# Data
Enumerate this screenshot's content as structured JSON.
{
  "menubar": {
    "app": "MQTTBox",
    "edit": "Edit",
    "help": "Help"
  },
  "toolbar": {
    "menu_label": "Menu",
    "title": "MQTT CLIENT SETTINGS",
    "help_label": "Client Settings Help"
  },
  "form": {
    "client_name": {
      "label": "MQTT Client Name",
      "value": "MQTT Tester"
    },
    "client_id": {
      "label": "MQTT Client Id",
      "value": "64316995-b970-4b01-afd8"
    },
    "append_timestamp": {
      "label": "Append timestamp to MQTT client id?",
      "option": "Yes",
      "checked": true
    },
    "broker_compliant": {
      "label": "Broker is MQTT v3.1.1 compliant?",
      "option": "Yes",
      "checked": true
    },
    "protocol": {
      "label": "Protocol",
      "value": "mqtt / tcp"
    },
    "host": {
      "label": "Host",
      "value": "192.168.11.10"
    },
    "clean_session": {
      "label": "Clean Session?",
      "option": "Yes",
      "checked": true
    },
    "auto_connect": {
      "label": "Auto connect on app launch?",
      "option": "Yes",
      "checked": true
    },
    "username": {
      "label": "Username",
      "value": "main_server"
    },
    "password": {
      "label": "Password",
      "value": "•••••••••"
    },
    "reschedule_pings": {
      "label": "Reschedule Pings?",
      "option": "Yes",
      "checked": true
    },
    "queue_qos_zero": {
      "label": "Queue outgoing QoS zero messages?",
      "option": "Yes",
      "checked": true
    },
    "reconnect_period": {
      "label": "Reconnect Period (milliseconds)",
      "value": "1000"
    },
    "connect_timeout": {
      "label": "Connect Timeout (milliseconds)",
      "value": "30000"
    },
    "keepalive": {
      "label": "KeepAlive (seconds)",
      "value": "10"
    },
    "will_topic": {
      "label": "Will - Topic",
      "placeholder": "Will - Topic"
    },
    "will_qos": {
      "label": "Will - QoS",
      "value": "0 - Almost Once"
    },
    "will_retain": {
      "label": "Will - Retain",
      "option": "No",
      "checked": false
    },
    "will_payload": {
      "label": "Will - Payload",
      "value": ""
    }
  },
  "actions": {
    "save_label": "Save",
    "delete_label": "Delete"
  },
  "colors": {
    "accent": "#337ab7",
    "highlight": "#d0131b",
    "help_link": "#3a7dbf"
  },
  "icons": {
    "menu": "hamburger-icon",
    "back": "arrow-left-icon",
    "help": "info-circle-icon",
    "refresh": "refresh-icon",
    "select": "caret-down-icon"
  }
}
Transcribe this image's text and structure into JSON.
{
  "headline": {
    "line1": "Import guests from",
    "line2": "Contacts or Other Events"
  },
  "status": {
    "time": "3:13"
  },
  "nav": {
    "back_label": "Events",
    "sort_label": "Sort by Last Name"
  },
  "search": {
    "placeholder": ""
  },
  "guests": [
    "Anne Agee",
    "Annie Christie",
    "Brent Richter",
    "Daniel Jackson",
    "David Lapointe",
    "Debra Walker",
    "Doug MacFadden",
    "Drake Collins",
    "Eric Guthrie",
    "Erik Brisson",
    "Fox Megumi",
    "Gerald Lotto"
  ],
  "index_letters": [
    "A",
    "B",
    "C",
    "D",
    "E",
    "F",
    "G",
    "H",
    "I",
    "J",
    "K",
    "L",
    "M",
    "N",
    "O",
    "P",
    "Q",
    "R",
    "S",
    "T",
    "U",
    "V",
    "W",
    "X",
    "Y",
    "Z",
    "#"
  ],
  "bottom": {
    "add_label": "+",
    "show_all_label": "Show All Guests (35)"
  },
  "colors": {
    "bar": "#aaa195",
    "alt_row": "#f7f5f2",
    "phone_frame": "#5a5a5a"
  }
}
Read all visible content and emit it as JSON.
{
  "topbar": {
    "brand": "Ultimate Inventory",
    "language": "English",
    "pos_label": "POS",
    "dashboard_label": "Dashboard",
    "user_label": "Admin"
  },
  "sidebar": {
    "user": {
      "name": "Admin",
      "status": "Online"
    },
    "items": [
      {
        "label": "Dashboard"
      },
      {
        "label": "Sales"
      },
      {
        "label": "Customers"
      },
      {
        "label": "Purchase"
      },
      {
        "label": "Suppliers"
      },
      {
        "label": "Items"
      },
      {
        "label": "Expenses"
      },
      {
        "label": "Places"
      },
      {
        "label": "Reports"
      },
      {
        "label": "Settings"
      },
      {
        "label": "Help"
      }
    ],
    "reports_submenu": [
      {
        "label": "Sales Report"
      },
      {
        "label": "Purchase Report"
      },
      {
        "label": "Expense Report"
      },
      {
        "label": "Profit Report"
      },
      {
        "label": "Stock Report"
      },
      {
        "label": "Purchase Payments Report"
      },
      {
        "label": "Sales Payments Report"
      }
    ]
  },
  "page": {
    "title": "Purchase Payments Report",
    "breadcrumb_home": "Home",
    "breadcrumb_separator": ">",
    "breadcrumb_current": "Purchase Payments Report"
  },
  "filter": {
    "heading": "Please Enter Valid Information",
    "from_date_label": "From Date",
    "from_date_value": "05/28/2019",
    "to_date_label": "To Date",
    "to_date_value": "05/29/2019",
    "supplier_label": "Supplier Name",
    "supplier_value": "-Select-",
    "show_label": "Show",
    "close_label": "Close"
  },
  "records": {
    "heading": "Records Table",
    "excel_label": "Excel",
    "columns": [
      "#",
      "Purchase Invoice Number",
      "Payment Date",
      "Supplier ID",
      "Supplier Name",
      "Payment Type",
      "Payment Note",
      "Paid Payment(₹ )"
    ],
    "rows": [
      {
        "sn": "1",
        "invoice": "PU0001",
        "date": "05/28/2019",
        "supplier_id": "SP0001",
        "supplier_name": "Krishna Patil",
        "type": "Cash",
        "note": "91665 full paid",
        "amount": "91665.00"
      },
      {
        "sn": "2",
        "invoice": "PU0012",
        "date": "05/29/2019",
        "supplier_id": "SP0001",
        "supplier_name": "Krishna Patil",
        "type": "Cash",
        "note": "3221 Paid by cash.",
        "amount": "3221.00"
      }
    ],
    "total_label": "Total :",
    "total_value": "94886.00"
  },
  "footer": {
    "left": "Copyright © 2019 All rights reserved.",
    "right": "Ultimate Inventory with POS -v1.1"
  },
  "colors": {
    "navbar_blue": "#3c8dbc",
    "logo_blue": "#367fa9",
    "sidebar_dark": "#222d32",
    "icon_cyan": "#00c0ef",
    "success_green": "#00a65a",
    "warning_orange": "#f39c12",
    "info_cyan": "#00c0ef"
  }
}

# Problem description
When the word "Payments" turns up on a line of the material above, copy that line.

# Written solution
        "label": "Purchase Payments Report"
        "label": "Sales Payments Report"
    "title": "Purchase Payments Report",
    "breadcrumb_current": "Purchase Payments Report"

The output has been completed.